So you’d use the wide-field chart to pin down the location of the small-field chart.  In reality, because the asteroid must be observed with a telescope, you’d probably need something like SkyTools to generate an even smaller field of view  – perhaps an eyepiece view.  The star labels might be confusing if you’re not used to them.  For example 61 Ser (60) indicates the star called 61 Serpentis and the number in brackets indicates the brightness (magnitude 6.0).  Fainter stars shown in the picture simply have number representing the magnitude (brightness) of the star.

Consider these factors:

  • Predicted brightness is around magnitude +12 to +13.
  • The asteroid is being viewed against the backdrop of the Milky Way; a crowded star field will make this a difficult object to spot.
  • Low altitude above the horizon all evening; the best opportunities to view will be as soon as dusk has fallen.
  • Strong moonlight interference from a nearly full moon.
  • Strong light pollution for sites north of Newcastle in that direction.
Despite all of this I’ll be at Hauxley with the 16 inch Dob trying to spot this faint speck of light moving against the distant stars of the Milky Way.  Weather permitting of course.
It’s possible that the viewing conditions may be better on Wednesday 9th; the asteroid will be further from Earth but more fully illuminated than the previous evening.  It’ll also be higher in the sky.  The downside is that it will be fairly close to the moon in the evening sky.  I’ll post an update for viewing YU55 that night closer to the time.

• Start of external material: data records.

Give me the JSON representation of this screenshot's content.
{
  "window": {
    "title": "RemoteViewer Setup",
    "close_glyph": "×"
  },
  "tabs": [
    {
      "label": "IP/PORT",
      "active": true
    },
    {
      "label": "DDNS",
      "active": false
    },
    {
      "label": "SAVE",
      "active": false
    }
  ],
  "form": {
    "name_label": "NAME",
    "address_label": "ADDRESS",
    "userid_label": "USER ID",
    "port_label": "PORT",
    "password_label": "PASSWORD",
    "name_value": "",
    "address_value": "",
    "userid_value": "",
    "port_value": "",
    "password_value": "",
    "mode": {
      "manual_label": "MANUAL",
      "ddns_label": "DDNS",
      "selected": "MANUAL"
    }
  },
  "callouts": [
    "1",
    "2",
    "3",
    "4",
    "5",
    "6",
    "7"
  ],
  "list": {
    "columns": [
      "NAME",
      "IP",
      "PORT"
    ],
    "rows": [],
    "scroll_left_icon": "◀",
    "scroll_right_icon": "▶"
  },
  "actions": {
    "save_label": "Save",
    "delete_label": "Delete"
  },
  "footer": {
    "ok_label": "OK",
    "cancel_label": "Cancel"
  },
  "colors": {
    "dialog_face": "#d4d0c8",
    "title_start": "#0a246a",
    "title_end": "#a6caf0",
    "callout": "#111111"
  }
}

Picture of a Giant Planet

Posted: November 1, 2011 in Imaging, NASTRO, Planets

Jupiter – it’s the easiest planet to get images of.  Me and Emma were at the observatory at Hauxley this evening.  Here’s an image of Jupiter taken with a Meade DSI II on the 14 inch Meade LX200.  The Great Red Spot is visible and the moon Io is on the right of the image.  More to follow.  Must sleep now…

NASTRO Star Camp 2011

Posted: October 30, 2011 in NASTRO

Just got back from NASTRO’s second Halloween star camp.  Not many stars to be seen over the two nights of the camp at Barrowburn, but just enough of them during a clear spell on Friday night to suggest how fantastic the sky up there can be!  The old school house we stayed at is at the foot of a hill.  As some of the brighter stars rose and cleared it was hard not to think that the stars were lying along the edge of the hill.  This was a particularly strong illusion as the Pleiades rose.

Here’s a long exposure picture looking towards the hill top as Jupiter rose:

The exposure was 15 minutes but the passing clouds add an orange glow to the otherwise dark sky.

Saturday was mostly cloudy so we stayed in and played games like “Who am I?” or “What am I?”  Oliver proved to be difficult to beat at this…..he came up with PIG (pipeline inspection gauge) for his.  I mean, who would have got that one?

Sunday morning: pork and apple sausages and bacon sandwiches…..just the think after an uncomfortable couple of nights on slowly deflating air beds.  Next Star Camp in late February 2012.